Exercise objective
Could you copy every line of the data that contains "الخدمات"?

** Provided data follows **

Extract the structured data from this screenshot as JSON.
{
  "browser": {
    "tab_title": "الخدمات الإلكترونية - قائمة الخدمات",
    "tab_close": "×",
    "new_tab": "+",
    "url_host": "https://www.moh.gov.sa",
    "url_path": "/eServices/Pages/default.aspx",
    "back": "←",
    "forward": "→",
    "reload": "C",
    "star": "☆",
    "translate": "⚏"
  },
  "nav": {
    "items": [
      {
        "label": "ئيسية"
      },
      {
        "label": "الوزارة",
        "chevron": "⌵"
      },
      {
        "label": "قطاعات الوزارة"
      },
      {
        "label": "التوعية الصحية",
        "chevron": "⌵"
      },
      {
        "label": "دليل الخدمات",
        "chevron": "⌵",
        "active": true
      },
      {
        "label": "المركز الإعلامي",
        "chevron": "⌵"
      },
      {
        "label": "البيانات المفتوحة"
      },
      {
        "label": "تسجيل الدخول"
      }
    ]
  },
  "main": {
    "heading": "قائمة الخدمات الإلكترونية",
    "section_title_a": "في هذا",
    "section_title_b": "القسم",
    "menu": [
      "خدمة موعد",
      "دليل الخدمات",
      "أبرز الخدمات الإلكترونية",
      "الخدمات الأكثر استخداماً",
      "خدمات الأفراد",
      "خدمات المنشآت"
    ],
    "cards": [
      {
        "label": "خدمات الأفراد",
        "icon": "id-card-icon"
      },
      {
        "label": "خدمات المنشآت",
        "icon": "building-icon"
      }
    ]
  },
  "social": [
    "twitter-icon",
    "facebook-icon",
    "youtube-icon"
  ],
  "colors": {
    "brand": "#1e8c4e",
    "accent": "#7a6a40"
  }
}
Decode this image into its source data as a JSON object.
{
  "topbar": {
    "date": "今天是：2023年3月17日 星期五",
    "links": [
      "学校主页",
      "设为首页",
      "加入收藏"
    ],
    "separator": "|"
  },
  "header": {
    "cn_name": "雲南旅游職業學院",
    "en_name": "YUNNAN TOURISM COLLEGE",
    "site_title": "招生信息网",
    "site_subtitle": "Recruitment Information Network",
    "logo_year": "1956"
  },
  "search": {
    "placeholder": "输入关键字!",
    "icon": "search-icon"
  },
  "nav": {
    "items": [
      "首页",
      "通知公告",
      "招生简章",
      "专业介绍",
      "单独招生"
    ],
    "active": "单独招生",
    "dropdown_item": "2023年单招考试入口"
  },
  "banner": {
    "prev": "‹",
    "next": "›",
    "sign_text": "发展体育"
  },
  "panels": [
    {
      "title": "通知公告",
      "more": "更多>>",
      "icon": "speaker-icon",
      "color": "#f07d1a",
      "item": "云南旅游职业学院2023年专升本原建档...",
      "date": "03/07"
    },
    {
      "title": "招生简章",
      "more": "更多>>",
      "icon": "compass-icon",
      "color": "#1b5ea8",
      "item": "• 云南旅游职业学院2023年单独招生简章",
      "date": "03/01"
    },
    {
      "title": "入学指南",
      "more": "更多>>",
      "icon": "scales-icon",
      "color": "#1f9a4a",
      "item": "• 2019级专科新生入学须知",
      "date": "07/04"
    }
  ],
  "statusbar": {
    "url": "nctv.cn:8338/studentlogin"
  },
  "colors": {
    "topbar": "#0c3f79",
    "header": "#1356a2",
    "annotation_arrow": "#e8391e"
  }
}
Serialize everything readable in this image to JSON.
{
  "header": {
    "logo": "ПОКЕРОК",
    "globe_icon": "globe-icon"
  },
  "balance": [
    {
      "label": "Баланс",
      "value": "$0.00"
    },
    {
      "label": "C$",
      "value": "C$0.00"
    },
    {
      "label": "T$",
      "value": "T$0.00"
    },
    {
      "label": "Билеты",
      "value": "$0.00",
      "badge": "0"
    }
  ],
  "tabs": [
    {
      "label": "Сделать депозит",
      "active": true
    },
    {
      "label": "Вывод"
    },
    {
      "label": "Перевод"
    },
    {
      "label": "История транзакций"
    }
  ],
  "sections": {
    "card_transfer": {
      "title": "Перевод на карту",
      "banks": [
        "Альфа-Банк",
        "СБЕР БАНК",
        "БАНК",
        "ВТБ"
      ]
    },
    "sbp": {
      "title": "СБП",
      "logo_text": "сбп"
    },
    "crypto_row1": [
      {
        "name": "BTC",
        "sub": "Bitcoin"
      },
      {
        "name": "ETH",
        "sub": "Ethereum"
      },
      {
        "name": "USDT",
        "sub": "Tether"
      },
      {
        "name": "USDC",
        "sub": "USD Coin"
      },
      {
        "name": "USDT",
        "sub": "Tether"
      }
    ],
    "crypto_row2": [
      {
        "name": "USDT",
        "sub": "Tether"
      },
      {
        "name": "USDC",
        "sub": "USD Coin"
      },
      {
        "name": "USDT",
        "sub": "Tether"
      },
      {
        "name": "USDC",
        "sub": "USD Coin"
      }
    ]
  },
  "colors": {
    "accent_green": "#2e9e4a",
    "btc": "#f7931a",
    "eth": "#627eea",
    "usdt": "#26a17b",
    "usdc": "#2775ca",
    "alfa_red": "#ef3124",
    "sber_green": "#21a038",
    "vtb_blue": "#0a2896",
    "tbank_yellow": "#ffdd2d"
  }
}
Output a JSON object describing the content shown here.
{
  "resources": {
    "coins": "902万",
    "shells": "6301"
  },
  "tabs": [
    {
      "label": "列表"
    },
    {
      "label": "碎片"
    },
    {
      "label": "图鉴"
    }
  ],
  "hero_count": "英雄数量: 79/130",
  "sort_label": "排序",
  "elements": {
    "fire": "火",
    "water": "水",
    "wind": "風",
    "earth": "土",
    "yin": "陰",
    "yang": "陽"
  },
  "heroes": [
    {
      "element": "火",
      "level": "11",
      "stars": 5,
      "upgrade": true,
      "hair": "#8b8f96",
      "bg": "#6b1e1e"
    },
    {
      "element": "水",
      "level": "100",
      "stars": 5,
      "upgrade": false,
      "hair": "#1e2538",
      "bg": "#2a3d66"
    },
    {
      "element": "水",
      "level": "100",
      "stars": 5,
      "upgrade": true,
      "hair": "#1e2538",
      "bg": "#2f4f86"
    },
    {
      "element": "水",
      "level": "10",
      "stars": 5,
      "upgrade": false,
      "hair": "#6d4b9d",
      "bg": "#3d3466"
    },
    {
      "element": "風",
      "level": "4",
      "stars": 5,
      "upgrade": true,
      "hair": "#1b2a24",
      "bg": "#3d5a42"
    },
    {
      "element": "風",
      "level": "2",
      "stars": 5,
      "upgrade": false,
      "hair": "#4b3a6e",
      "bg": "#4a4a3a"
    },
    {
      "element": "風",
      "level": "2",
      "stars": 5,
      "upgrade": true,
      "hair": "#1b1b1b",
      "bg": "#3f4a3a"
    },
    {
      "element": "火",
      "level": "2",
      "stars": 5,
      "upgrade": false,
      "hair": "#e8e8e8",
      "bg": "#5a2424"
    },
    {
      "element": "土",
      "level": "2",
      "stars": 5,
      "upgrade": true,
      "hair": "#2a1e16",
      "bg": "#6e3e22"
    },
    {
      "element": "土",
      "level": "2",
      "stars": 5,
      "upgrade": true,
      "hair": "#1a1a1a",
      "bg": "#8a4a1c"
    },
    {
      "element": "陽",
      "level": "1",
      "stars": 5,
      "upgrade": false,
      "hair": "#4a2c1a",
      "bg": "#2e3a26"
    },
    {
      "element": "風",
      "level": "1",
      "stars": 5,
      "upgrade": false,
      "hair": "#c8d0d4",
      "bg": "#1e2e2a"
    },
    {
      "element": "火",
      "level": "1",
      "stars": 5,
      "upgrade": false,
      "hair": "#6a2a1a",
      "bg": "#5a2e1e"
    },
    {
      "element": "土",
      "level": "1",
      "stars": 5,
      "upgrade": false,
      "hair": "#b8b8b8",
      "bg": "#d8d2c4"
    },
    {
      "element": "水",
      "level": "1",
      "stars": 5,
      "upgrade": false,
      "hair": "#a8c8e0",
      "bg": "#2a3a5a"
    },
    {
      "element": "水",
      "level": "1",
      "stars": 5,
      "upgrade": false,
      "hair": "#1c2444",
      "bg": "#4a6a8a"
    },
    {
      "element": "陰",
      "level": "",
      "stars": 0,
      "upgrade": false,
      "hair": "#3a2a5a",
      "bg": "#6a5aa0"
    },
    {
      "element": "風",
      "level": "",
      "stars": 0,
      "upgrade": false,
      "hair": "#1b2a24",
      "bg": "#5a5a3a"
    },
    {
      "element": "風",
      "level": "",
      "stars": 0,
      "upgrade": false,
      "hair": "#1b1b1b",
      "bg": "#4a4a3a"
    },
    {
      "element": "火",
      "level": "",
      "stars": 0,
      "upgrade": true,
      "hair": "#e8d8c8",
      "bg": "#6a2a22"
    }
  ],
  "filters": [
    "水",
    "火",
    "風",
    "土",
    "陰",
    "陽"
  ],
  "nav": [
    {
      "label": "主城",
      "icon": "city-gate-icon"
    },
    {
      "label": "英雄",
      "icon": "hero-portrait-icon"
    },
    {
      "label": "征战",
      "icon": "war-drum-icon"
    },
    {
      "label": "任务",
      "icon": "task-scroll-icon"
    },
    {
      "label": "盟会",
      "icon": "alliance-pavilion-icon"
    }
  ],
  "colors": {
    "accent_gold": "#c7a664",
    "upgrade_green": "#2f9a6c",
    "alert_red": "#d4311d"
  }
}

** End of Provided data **

Task response
    "tab_title": "الخدمات الإلكترونية - قائمة الخدمات",
        "label": "دليل الخدمات",
    "heading": "قائمة الخدمات الإلكترونية",
      "دليل الخدمات",
      "أبرز الخدمات الإلكترونية",
      "الخدمات الأكثر استخداماً",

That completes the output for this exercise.